"The role of a board is to keep a company from going over a cliff," said Robert Litan, an expert on financial institutions at The Brookings Institution in Washington. "I wouldn't be surprised if, in a future lawsuit, a court were to find the (AIG) directors behaved negligently."

Obama seemed to agree this week when he said "Nobody here was responsible for supervising AIG and allowing themselves to put the economy at risk by some of the outrageous behavior that they were engaged in."
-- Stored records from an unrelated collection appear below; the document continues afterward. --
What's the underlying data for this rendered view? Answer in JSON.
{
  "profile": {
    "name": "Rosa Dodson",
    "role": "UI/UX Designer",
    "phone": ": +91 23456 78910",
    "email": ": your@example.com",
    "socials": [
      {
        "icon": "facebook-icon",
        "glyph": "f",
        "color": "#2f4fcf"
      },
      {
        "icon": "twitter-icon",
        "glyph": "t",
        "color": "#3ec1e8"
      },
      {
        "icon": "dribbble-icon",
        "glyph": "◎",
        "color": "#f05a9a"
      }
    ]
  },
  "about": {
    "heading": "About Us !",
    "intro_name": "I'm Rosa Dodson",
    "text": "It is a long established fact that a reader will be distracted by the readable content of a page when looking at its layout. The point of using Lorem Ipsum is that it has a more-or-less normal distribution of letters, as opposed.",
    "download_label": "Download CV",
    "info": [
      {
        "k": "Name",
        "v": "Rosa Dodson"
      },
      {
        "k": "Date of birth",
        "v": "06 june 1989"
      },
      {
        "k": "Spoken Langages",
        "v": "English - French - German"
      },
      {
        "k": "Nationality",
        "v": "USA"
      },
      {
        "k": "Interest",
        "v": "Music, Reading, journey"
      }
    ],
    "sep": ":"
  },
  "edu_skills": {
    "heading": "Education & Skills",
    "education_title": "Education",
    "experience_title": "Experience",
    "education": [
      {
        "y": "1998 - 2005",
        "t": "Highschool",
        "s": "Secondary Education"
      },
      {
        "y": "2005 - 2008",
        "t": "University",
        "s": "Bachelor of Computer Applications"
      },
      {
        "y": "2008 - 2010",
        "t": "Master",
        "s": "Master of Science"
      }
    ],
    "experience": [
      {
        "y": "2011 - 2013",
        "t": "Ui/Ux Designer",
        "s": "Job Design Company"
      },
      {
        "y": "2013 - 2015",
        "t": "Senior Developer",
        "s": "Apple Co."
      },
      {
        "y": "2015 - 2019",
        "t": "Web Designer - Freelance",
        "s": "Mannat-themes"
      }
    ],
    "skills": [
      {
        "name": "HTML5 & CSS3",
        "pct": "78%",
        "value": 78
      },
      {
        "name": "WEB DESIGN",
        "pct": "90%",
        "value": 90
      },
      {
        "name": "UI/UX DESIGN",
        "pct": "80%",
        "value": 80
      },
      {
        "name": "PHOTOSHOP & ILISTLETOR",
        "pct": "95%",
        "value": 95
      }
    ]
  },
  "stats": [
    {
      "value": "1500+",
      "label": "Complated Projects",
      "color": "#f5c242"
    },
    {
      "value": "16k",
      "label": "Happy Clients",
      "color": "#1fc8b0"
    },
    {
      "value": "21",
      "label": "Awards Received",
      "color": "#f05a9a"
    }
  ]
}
How can Obama reward that behavior by allowing Holbrooke to serve a the top of his administration's foreign policy apparatus? Or put another way, how can Richard Holbrooke possibly survive this story. The entire country is fuming over the train wreck that is AIG, and it turns out that RIchard Holbrooke was one of the guys who was asleep at the switch. Still -- he got his bonuses:

According to the SEC filings, AIG paid Holbrooke $267,943 in fees and stock awards in 2007; he was paid $232,865 in 2006. Compensation figures for the six months he was on the board in 2008 are not yet available. By prorating his 2007 compensation, he could have earned about $107,500 in directors fees and stock.

Between 2001 and 2005 the records indicate he earned $200,000 in director's fees. He also received 2,400 shares of AIG stock and options to purchase 10,000 more during that period.

As Obama would say, it's an outrage.